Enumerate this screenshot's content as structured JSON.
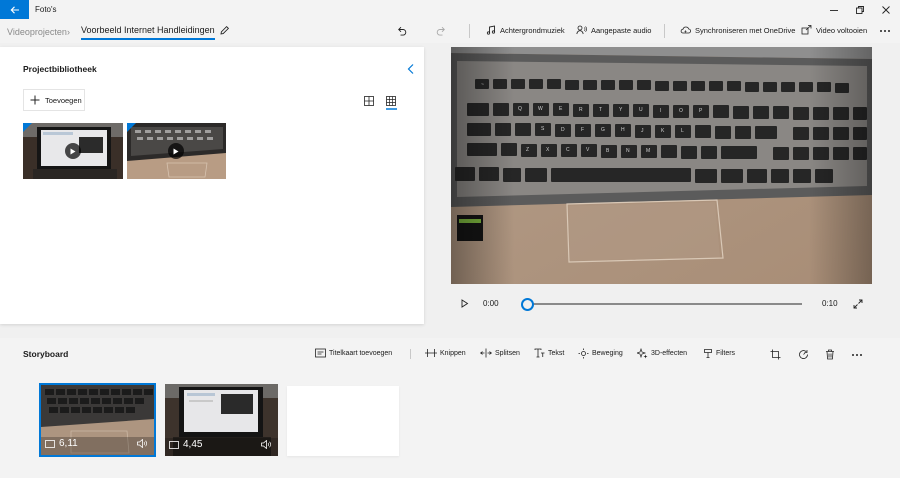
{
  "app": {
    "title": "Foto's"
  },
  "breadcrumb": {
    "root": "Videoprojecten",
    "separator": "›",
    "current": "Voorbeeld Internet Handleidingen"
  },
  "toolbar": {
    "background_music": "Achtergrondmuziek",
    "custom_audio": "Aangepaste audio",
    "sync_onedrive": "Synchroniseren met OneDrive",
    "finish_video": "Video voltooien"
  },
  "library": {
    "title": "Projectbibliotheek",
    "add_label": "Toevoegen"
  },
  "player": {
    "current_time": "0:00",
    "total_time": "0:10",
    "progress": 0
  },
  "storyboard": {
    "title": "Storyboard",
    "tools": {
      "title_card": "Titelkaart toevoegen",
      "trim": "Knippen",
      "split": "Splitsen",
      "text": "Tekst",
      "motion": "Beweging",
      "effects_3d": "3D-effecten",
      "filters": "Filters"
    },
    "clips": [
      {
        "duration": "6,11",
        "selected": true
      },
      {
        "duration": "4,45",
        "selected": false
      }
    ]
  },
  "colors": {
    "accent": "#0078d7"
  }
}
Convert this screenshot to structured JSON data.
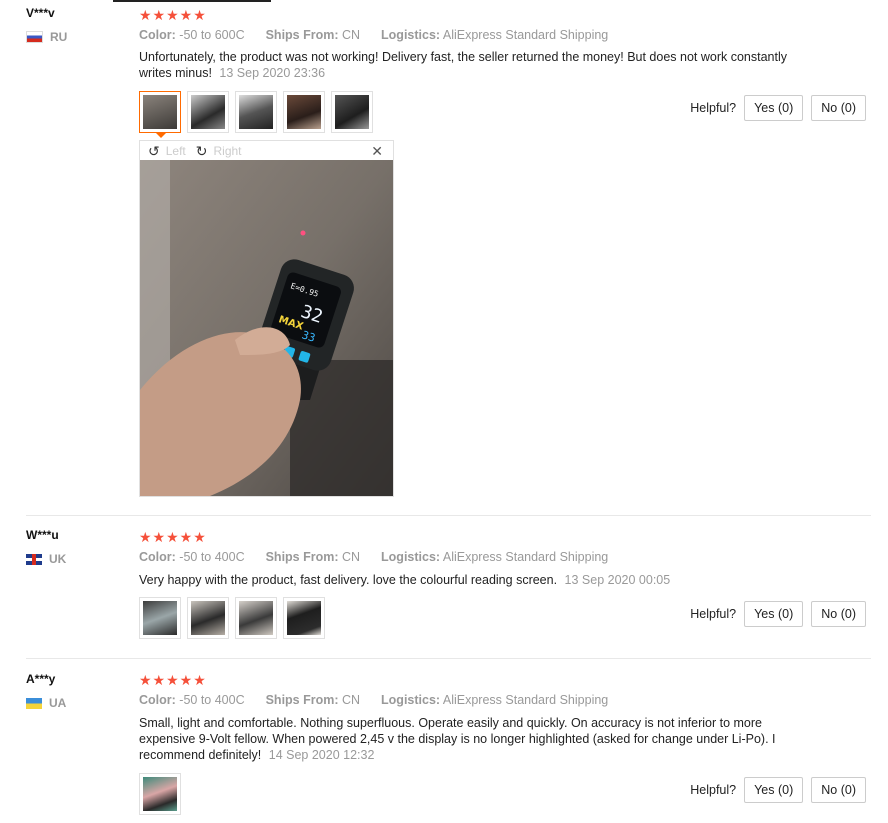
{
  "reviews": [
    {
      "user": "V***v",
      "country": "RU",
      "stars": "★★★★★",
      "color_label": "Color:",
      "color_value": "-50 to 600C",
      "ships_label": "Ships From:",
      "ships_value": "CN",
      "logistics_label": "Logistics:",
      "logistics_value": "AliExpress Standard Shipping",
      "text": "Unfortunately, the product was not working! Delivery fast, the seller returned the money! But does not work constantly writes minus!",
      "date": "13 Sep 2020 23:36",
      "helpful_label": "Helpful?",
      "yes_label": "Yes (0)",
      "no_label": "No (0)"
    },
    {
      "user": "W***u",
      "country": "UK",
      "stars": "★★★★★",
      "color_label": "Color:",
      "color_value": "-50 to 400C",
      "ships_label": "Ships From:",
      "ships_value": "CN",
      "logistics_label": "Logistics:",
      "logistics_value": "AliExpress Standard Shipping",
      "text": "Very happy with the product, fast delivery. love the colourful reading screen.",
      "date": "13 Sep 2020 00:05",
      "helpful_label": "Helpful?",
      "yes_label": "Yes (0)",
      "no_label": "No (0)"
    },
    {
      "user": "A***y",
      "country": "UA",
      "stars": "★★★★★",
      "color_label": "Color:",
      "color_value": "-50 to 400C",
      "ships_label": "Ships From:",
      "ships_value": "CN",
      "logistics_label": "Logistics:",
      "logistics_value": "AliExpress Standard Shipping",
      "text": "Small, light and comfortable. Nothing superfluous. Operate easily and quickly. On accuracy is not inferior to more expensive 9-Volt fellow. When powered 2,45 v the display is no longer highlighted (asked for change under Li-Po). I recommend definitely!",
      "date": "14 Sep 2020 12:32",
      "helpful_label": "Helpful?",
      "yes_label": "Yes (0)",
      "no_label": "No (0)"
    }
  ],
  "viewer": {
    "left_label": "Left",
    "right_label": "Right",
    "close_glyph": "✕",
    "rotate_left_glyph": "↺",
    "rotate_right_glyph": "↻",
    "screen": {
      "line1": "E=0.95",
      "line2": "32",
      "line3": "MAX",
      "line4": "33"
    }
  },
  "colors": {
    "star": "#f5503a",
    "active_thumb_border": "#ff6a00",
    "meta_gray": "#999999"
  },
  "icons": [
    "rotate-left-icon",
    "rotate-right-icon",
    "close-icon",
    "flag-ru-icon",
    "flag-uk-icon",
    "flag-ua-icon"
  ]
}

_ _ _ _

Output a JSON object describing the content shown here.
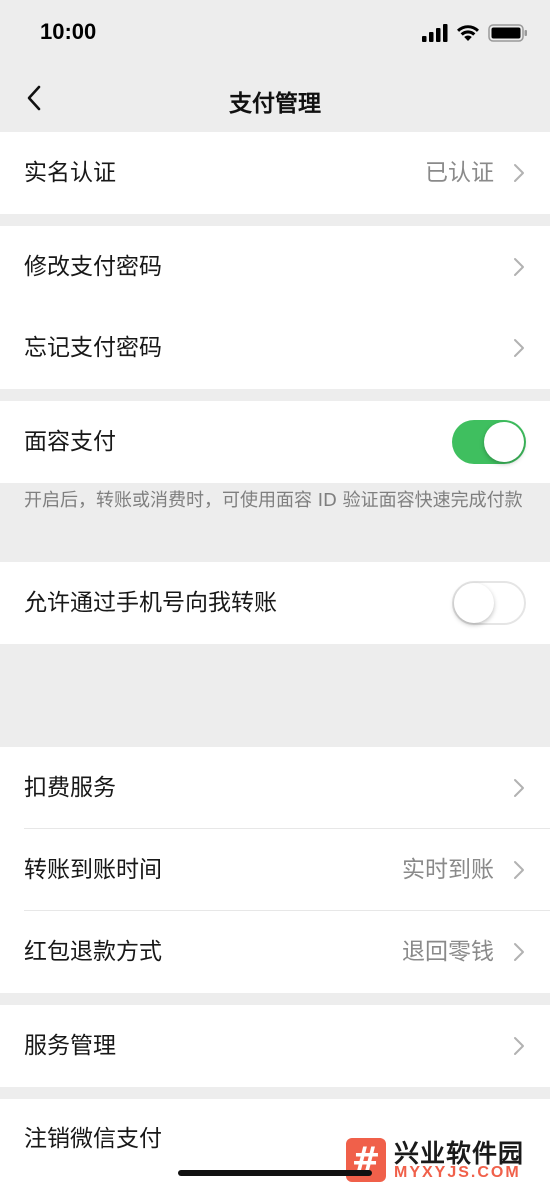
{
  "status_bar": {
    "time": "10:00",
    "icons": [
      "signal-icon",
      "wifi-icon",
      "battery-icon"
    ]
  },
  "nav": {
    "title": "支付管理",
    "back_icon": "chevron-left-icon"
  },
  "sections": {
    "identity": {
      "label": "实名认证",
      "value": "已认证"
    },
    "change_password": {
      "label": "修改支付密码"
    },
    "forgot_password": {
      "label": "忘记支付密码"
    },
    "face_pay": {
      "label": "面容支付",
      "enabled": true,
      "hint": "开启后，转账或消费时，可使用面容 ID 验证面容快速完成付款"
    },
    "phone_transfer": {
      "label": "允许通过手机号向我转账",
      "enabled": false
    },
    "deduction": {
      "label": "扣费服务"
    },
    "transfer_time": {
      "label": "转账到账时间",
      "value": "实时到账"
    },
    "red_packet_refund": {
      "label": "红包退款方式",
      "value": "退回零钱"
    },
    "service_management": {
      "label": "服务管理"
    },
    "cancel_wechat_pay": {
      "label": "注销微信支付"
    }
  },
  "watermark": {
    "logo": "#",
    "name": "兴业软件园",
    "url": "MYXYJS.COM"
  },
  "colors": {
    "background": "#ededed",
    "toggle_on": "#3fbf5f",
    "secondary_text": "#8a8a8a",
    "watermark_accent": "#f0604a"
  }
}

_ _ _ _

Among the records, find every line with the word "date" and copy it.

Task solution
      "date": "13 Sep 2020 23:36",
      "date": "13 Sep 2020 00:05",
      "date": "14 Sep 2020 12:32",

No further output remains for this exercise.